(Interface dataset entries)
---------------

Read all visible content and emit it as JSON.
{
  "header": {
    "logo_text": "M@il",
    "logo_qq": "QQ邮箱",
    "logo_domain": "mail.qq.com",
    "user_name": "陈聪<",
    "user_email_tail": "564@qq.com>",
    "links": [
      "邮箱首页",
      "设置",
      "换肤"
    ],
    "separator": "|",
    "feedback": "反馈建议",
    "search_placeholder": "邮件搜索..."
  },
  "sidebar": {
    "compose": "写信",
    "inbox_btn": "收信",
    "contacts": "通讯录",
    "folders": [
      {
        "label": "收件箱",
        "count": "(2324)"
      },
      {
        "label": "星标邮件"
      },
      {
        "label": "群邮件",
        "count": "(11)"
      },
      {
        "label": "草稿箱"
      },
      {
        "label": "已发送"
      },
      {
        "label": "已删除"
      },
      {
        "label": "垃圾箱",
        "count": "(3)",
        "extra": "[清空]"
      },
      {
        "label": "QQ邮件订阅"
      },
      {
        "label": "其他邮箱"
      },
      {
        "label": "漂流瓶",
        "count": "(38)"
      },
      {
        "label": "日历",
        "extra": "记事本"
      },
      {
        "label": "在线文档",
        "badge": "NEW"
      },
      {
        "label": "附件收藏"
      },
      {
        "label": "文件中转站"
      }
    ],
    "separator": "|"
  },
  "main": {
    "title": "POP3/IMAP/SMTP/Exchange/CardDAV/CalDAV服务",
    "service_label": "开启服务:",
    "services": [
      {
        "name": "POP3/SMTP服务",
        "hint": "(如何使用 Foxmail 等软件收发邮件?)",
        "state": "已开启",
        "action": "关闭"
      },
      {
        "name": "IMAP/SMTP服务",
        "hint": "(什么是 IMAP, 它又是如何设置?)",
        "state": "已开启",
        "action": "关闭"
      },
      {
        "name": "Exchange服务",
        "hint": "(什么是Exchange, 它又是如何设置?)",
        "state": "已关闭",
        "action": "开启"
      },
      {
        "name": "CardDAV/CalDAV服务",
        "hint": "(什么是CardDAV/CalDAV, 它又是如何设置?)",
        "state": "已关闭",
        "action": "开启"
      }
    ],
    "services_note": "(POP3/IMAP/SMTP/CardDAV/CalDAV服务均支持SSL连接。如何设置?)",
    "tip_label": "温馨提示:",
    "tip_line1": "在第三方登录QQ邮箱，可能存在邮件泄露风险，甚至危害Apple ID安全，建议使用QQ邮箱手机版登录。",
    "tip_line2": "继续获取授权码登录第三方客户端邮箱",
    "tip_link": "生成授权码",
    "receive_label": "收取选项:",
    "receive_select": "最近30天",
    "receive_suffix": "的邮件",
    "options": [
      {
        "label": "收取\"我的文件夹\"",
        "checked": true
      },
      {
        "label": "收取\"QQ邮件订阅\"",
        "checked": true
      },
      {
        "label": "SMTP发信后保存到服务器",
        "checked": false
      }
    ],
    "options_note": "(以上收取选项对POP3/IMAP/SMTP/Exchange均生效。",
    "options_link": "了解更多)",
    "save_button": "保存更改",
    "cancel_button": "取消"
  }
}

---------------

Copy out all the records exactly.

Read all visible content and emit it as JSON.
{
  "header": {
    "logo_text": "M@il",
    "logo_qq": "QQ邮箱",
    "logo_domain": "mail.qq.com",
    "user_name": "陈聪<",
    "user_email_tail": "564@qq.com>",
    "links": [
      "邮箱首页",
      "设置",
      "换肤"
    ],
    "separator": "|",
    "feedback": "反馈建议",
    "search_placeholder": "邮件搜索..."
  },
  "sidebar": {
    "compose": "写信",
    "inbox_btn": "收信",
    "contacts": "通讯录",
    "folders": [
      {
        "label": "收件箱",
        "count": "(2324)"
      },
      {
        "label": "星标邮件"
      },
      {
        "label": "群邮件",
        "count": "(11)"
      },
      {
        "label": "草稿箱"
      },
      {
        "label": "已发送"
      },
      {
        "label": "已删除"
      },
      {
        "label": "垃圾箱",
        "count": "(3)",
        "extra": "[清空]"
      },
      {
        "label": "QQ邮件订阅"
      },
      {
        "label": "其他邮箱"
      },
      {
        "label": "漂流瓶",
        "count": "(38)"
      },
      {
        "label": "日历",
        "extra": "记事本"
      },
      {
        "label": "在线文档",
        "badge": "NEW"
      },
      {
        "label": "附件收藏"
      },
      {
        "label": "文件中转站"
      }
    ],
    "separator": "|"
  },
  "main": {
    "title": "POP3/IMAP/SMTP/Exchange/CardDAV/CalDAV服务",
    "service_label": "开启服务:",
    "services": [
      {
        "name": "POP3/SMTP服务",
        "hint": "(如何使用 Foxmail 等软件收发邮件?)",
        "state": "已开启",
        "action": "关闭"
      },
      {
        "name": "IMAP/SMTP服务",
        "hint": "(什么是 IMAP, 它又是如何设置?)",
        "state": "已开启",
        "action": "关闭"
      },
      {
        "name": "Exchange服务",
        "hint": "(什么是Exchange, 它又是如何设置?)",
        "state": "已关闭",
        "action": "开启"
      },
      {
        "name": "CardDAV/CalDAV服务",
        "hint": "(什么是CardDAV/CalDAV, 它又是如何设置?)",
        "state": "已关闭",
        "action": "开启"
      }
    ],
    "services_note": "(POP3/IMAP/SMTP/CardDAV/CalDAV服务均支持SSL连接。如何设置?)",
    "tip_label": "温馨提示:",
    "tip_line1": "在第三方登录QQ邮箱，可能存在邮件泄露风险，甚至危害Apple ID安全，建议使用QQ邮箱手机版登录。",
    "tip_line2": "继续获取授权码登录第三方客户端邮箱",
    "tip_link": "生成授权码",
    "receive_label": "收取选项:",
    "receive_select": "最近30天",
    "receive_suffix": "的邮件",
    "options": [
      {
        "label": "收取\"我的文件夹\"",
        "checked": true
      },
      {
        "label": "收取\"QQ邮件订阅\"",
        "checked": true
      },
      {
        "label": "SMTP发信后保存到服务器",
        "checked": false
      }
    ],
    "options_note": "(以上收取选项对POP3/IMAP/SMTP/Exchange均生效。",
    "options_link": "了解更多)",
    "save_button": "保存更改",
    "cancel_button": "取消"
  }
}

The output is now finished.